    For such a momentous occasion as a full-blown documentary on PBS about Mormons, you’d think they could have picked something that would surprise someone, an under-represented group. For a long time now, we’ve been subjected to the extremes of gay Mormondom. I’m as bored by the ex-gay-got-my-male-bonding-needs-met-and-now-I’m-straight thingy as by the couldn’t-do-it-anymore-so-I-left-my-wife thingy. That’s not to say that there’s not “texture” or pain in either of those stores. I know there’s plenty.

    A good documentary should tell a story we haven’t heard. Don’t really care about the emblematic matrix.

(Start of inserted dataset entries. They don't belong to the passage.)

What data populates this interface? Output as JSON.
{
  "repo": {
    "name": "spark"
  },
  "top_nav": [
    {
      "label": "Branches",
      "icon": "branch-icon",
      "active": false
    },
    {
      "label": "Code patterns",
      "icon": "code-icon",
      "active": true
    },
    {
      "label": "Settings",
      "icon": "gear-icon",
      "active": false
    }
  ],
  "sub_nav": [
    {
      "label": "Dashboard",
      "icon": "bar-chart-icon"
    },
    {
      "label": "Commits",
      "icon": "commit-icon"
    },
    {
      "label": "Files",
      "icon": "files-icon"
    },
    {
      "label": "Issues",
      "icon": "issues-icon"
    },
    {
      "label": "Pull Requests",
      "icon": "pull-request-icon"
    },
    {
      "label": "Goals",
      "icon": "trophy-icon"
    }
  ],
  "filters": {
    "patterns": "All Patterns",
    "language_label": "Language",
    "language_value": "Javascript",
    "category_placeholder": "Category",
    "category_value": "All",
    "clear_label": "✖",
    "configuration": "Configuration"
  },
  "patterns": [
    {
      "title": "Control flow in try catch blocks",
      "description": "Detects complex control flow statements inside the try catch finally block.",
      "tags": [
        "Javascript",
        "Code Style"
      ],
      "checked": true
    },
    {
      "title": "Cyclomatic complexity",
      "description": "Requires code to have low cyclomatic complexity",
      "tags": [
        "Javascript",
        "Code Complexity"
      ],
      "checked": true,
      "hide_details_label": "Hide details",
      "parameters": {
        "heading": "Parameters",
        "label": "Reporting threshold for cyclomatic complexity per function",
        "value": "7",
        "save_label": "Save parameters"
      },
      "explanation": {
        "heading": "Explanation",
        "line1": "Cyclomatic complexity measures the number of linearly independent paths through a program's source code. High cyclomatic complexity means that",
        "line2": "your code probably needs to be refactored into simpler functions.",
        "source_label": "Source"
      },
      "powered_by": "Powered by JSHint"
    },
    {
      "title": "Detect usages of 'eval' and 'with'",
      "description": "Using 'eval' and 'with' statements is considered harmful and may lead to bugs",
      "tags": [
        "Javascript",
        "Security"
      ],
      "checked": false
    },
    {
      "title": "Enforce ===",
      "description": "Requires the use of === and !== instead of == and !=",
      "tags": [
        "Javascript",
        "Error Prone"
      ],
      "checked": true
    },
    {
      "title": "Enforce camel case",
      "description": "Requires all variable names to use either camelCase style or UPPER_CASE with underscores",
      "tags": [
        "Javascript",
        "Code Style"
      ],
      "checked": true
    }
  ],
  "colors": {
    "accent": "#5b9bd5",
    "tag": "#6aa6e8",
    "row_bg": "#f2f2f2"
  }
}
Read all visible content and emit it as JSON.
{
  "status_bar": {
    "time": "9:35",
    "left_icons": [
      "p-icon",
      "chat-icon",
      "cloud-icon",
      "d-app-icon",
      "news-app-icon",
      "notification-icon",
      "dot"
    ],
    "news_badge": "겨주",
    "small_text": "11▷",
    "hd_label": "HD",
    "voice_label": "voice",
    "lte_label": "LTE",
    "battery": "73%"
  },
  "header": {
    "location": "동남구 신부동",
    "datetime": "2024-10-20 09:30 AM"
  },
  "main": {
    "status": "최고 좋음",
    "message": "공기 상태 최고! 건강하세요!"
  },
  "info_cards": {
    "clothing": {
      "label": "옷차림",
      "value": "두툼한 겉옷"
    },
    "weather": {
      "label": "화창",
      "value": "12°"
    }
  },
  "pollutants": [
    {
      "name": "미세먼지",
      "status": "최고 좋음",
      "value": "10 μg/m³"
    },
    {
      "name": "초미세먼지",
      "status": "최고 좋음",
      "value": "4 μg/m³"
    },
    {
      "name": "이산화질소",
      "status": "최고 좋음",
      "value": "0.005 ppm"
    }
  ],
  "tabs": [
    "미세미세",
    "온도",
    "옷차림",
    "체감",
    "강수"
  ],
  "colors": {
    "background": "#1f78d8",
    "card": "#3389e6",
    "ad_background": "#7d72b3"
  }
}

    Any reasons I might come up with as to why they did it the way they did it would be speculative. I know that they did more than a talking-head type interview with Trevor Southey. No one came to my home and filmed slices of my life. I live in a suburb of Portland, Oregon. My life is rather usual. I’m not photogenic. I suspect a lot of those factors went into it. I only mention this because I want it clear that I don’t think it was a conspiracy to show only the one side of things. I take Helen’s word for it that it wasn’t an easy or simple decision.